This is the first example of a gem-set jade tankard to be acquired by a British public collection.
Ottoman tankard by Unknown Artist, late 16th century
© V&A Images
- Jade, emeralds, rubies & gold
- Height: 19.7 cm
- Art Fund grant:
- £219,693 ( Total: £477,595; Tax remission)
- Acquired in:
- Private vendor
It was an important type of courtly object and made when the wealth and power of the Ottoman court was at its height. In the 19th century a further set of gem-set gold mounts in an Ottoman Rococo style were applied around the foot and the rim of the lid, and the curved gold handle was added. A tankard was commonly made from wood or leather.

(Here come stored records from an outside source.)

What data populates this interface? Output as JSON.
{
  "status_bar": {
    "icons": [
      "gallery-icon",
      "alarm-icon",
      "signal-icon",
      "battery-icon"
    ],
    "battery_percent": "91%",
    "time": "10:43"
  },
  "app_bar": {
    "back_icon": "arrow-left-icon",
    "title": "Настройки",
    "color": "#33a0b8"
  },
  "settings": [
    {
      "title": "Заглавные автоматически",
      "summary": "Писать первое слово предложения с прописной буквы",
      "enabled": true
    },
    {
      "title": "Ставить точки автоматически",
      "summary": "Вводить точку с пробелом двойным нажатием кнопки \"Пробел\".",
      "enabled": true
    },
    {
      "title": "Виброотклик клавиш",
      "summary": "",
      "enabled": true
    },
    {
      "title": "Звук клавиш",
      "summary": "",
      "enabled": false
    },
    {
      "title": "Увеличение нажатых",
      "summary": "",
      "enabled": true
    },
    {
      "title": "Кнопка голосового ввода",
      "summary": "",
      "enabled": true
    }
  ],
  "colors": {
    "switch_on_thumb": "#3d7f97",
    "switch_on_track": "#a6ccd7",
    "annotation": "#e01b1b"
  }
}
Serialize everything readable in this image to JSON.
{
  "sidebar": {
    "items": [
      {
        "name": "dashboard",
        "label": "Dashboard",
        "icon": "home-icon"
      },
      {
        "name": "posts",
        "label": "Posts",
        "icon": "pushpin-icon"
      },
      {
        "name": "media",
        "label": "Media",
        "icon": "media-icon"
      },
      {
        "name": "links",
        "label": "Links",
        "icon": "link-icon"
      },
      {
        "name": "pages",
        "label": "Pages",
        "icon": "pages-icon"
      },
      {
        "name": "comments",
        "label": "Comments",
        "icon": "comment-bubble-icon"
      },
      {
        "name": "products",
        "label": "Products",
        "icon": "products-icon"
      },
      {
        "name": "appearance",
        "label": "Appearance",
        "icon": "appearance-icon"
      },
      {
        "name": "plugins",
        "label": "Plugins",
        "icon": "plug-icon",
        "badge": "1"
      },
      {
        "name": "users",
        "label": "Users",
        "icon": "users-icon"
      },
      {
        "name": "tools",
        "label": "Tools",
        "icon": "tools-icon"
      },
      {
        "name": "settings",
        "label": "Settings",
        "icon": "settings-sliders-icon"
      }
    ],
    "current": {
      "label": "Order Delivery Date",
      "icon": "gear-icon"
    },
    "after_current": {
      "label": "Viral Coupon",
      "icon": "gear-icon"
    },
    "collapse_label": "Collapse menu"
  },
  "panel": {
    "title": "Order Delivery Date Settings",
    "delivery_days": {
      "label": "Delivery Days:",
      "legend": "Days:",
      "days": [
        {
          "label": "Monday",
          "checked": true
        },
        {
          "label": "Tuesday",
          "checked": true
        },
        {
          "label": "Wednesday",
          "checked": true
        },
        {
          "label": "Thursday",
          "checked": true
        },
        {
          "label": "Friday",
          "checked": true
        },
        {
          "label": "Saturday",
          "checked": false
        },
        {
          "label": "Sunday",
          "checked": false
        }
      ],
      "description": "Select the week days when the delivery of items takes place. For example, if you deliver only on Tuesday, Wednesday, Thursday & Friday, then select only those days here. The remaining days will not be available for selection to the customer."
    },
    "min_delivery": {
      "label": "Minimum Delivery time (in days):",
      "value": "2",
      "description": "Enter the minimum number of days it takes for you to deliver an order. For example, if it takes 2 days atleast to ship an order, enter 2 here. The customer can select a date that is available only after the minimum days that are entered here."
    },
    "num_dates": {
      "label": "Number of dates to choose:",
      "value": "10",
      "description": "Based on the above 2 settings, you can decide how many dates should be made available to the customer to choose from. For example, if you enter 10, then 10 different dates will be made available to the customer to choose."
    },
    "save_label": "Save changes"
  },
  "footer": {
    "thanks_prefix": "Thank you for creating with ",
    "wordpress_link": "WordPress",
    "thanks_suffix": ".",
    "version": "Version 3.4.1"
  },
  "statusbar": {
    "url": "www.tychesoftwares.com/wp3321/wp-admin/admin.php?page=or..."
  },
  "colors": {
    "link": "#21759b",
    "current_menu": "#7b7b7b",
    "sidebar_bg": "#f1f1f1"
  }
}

Therefore to make a tankard in jade, an exotic material that had to be imported from Central Asia at great cost, showed the growing confidence of the Ottomon rulers in exploiting Ottoman popular culture for artistic ideas. This work was acquired with assistance from the Wolfson Foundation.
HRH Princess Marina of Greece and Denmark; by descent.